What is needed:
Could you copy every line of the data that contains the word "教学管理与教育研究"?

Records for this exercise:
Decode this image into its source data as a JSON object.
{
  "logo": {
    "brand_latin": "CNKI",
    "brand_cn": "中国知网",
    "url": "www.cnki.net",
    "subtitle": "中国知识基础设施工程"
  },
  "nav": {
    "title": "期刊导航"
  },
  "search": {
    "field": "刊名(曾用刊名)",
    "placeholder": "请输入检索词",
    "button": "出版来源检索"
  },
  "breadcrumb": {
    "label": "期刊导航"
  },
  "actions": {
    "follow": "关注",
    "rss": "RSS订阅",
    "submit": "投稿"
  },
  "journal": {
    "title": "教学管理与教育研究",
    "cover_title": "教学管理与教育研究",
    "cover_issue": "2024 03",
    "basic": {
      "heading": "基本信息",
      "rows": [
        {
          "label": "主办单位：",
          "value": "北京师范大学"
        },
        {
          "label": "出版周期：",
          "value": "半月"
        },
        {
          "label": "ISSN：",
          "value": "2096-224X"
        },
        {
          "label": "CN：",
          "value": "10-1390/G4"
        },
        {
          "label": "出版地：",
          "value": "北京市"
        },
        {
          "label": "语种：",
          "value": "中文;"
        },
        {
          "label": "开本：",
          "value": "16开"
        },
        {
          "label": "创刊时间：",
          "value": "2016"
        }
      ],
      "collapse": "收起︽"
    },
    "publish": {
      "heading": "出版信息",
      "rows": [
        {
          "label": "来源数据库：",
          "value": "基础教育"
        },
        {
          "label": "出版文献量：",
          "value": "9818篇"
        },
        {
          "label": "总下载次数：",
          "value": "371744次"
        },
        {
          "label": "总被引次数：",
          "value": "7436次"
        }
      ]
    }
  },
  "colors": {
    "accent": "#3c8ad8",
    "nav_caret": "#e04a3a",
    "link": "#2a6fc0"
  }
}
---
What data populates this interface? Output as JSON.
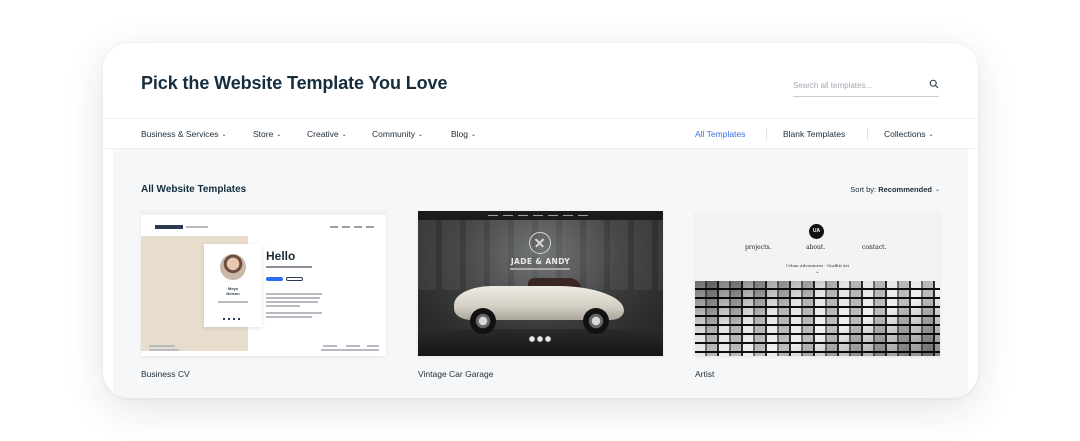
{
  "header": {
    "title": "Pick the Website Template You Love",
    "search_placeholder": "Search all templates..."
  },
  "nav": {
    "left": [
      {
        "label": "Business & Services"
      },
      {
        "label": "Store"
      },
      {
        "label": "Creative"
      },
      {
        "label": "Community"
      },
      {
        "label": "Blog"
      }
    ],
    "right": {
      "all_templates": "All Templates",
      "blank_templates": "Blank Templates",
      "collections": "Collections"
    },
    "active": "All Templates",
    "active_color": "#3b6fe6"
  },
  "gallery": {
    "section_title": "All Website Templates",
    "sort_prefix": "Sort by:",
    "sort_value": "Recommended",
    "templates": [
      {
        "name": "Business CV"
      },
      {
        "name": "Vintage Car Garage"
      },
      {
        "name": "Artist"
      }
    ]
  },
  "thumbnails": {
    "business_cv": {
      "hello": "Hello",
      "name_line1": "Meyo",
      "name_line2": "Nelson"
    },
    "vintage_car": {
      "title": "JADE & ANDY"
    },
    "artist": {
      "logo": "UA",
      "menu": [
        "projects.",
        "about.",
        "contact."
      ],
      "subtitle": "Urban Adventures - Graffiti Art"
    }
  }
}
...
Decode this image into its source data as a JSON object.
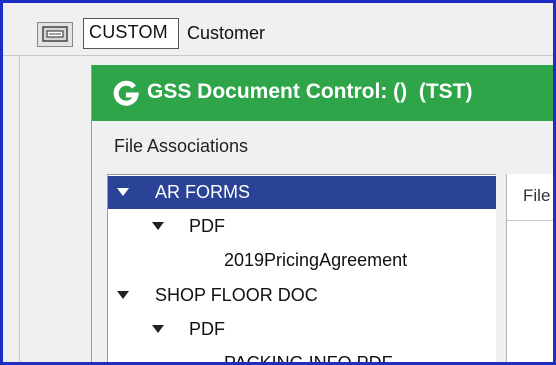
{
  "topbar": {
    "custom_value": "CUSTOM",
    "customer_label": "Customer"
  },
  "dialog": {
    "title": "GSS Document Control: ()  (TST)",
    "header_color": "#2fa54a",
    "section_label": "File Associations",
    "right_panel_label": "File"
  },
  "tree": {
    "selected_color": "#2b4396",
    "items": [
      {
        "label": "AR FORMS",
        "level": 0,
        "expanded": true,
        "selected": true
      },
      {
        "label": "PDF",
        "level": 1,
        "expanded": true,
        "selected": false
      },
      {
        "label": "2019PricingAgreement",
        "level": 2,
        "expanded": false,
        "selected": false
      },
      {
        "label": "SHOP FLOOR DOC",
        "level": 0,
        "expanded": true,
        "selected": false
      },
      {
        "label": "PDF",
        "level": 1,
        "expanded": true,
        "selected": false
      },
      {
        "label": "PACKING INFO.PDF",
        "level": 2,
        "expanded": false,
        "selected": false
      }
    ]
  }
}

Answer box:
    "title": "教学管理与教育研究",
    "cover_title": "教学管理与教育研究",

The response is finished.